As an African-American author, and life-long comic book fan, I actually don’t like it when Hollywood changes the races of well-established characters. This is partially because I’m kind of a comic book purist/nerd, and partially because I just don’t think it’s necessary. Comic books are already full of interesting, popular characters of color (who have always been that way). We don’t need revisionist heroes.
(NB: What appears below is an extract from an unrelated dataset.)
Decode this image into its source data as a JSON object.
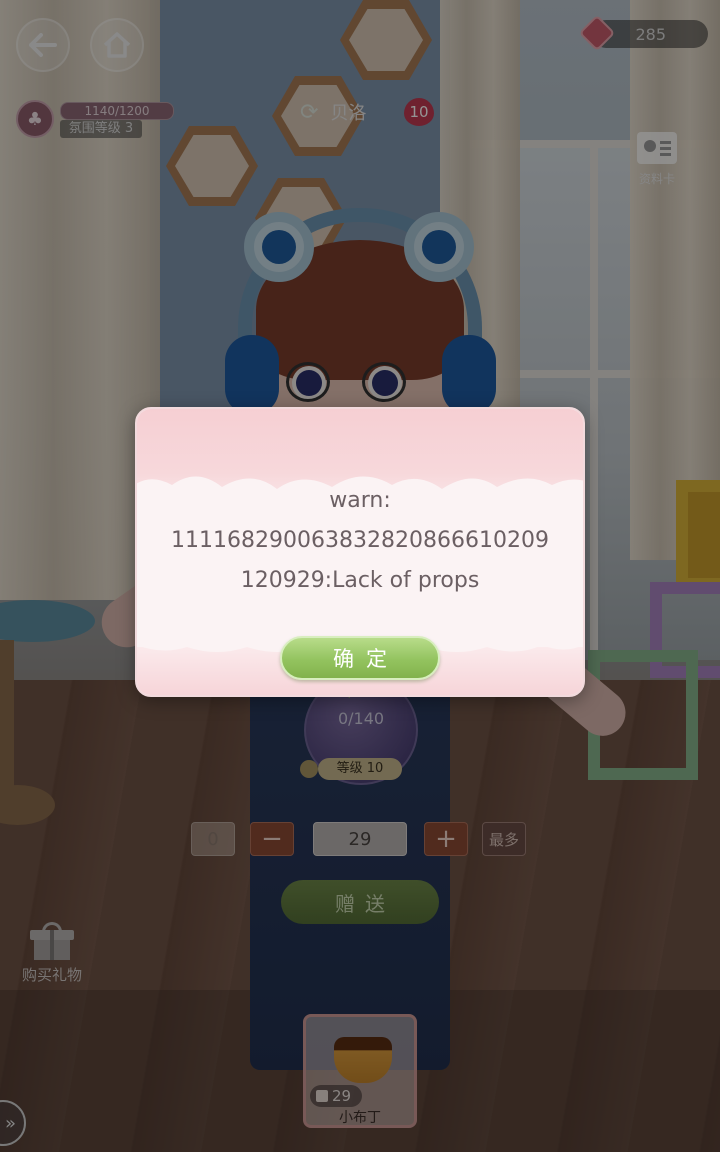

John Stewart appeared in the Green Lantern corps in 1971
John Stewart appeared in the Green Lantern corps in 1971

 

People who read comics know that Marvel, Image, and DC comics have been introducing characters of many races since the ’70s, and there was an explosion of multiculturalism in the ’90s. Characters like Bishop, Jubilee, ShadowHawk, War Machine, DeathLok, Luke Cage, Spawn, Blade, Cloak from Cloak and Dagger, Sunspot, and Forge emerged in the most popular comics of their time. In some cases a hero is more of an icon than a particular person, and over the years their personas were passed on to new characters of different races, like black John Stewart joining the Green Lantern corps waaaaay back in 1971 or Steel joining the Superman corps in the ’90s or Miguel O’Hara becoming the first latino Spider Man in the early ’90s during the “Spider Man 2099” series. These characters were also prominently featured on TV (Bishop and Jubilee had major roles in the beloved ’90s X-Men cartoon, and John Stewart has been a major character in the Justice League cartoons). There are plenty of non-white characters in comic book lore who are very popular and have been so for many many years. Hollywood just needs to invest in them.
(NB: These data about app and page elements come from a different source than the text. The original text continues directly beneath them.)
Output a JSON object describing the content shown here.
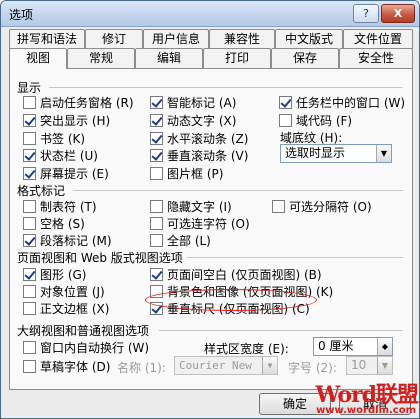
{
  "window": {
    "title": "选项",
    "help_glyph": "?",
    "close_glyph": "X"
  },
  "tabs_back": [
    "拼写和语法",
    "修订",
    "用户信息",
    "兼容性",
    "中文版式",
    "文件位置"
  ],
  "tabs_front": [
    "视图",
    "常规",
    "编辑",
    "打印",
    "保存",
    "安全性"
  ],
  "active_tab": "视图",
  "sections": {
    "display": {
      "title": "显示",
      "items": [
        {
          "label": "启动任务窗格 (R)",
          "checked": false
        },
        {
          "label": "突出显示 (H)",
          "checked": true
        },
        {
          "label": "书签 (K)",
          "checked": false
        },
        {
          "label": "状态栏 (U)",
          "checked": true
        },
        {
          "label": "屏幕提示 (E)",
          "checked": true
        },
        {
          "label": "智能标记 (A)",
          "checked": true
        },
        {
          "label": "动态文字 (X)",
          "checked": true
        },
        {
          "label": "水平滚动条 (Z)",
          "checked": true
        },
        {
          "label": "垂直滚动条 (V)",
          "checked": true
        },
        {
          "label": "图片框 (P)",
          "checked": false
        },
        {
          "label": "任务栏中的窗口 (W)",
          "checked": true
        },
        {
          "label": "域代码 (F)",
          "checked": false
        }
      ],
      "field_shading_label": "域底纹 (H):",
      "field_shading_value": "选取时显示"
    },
    "format": {
      "title": "格式标记",
      "items": [
        {
          "label": "制表符 (T)",
          "checked": false
        },
        {
          "label": "空格 (S)",
          "checked": false
        },
        {
          "label": "段落标记 (M)",
          "checked": true
        },
        {
          "label": "隐藏文字 (I)",
          "checked": false
        },
        {
          "label": "可选连字符 (O)",
          "checked": false
        },
        {
          "label": "全部 (L)",
          "checked": false
        },
        {
          "label": "可选分隔符 (O)",
          "checked": false
        }
      ]
    },
    "print_layout": {
      "title": "页面视图和 Web 版式视图选项",
      "items": [
        {
          "label": "图形 (G)",
          "checked": true
        },
        {
          "label": "对象位置 (J)",
          "checked": false
        },
        {
          "label": "正文边框 (X)",
          "checked": false
        },
        {
          "label": "页面间空白 (仅页面视图) (B)",
          "checked": true
        },
        {
          "label": "背景色和图像 (仅页面视图) (K)",
          "checked": false
        },
        {
          "label": "垂直标尺 (仅页面视图) (C)",
          "checked": true
        }
      ]
    },
    "outline": {
      "title": "大纲视图和普通视图选项",
      "items": [
        {
          "label": "窗口内自动换行 (W)",
          "checked": false
        },
        {
          "label": "草稿字体 (D)",
          "checked": false
        }
      ],
      "style_width_label": "样式区宽度 (E):",
      "style_width_value": "0 厘米",
      "name_label": "名称 (1):",
      "name_value": "Courier New",
      "size_label": "字号 (2):",
      "size_value": "10"
    }
  },
  "buttons": {
    "ok": "确定",
    "cancel": "取消"
  },
  "watermark": {
    "brand": "Word联盟",
    "url": "www.wordlm.com"
  }
}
Chinese-American Jubilee and Wolverine have been teaming up for over 20 years
Chinese-American Jubilee and Wolverine have been teaming up for over 20 years

 

New Line Cinema has been the most forward-thinking studio in promoting non-white lead comic characters, having distributed both the Blade series and Spawn. Those were both fairly successful franchises financially, even though they weren’t exactly the best movies. But then we had Halle Berry as Catwoman, and things haven’t been the same since :-). Right now all we have is Nick Fury (who had a race-change in the comics long ago), but I have hopes things will change soon. The latest rumor is that Black Panther will FINALLY start shooting in 2014 after years of various actors/producers (including Wesley Snipes) trying to get it out of development hell, Bishop and Warpath are in X-Men: Days of Future Past, Zoe Seldana is confirmed to co-star in Guardians of the Galaxy, and if there is a Green Lantern reboot I would not be surprised if they went with a black actor because there’s strong precedent for that already in the Justice League cartoons.

Still, certain people in Hollywood will still opt for changing the race of old minor characters; creating “hand-me-down heroes” in an effort to bring something new to a franchise without too much risk. For lesser-known characters, race changes usually work out just fine (see Michael Clark Duncan as The Kingpin or Jamie Foxx as Electro in the upcoming Spider Man film). There wasn’t much complaint about either decision, probably because no one really had an attachment to either character (they’re not well-known among general audiences). It’s only when people start messing with the beloved “iconic” characters that the nerd-rage comes out. I do like the idea of opening up fiction to different interpretations and possibilities, and adding an actor that doesn’t fit the traditional race of the character is one way to do that, but it has to be done at the right time and with the right stories, and too often when it happens in Hollywood it feels forced and disingenuous.

If you’re interested in learning more about persons of color in comics, here are a few suggestions:

  • The Black Panther. Not only is he like an African Batman, he’s the head of a whole country!
  • The Spawn comics from the 90s were incredible.
  • Shadowhawk from Image Comics (who also tackled the topic of HIV when Shadowhawk contracted the disease in the 90s).
  • If you like Iron Man, War Machine did have his own comic for many years and Rhodey is quite a different character than Tony Stark.
  • Anything with Jubilee and Wolverine. They’re an odd couple, but that makes them all the more entertaining

You can find collections for all these on Amazon, or visit your local comic book store.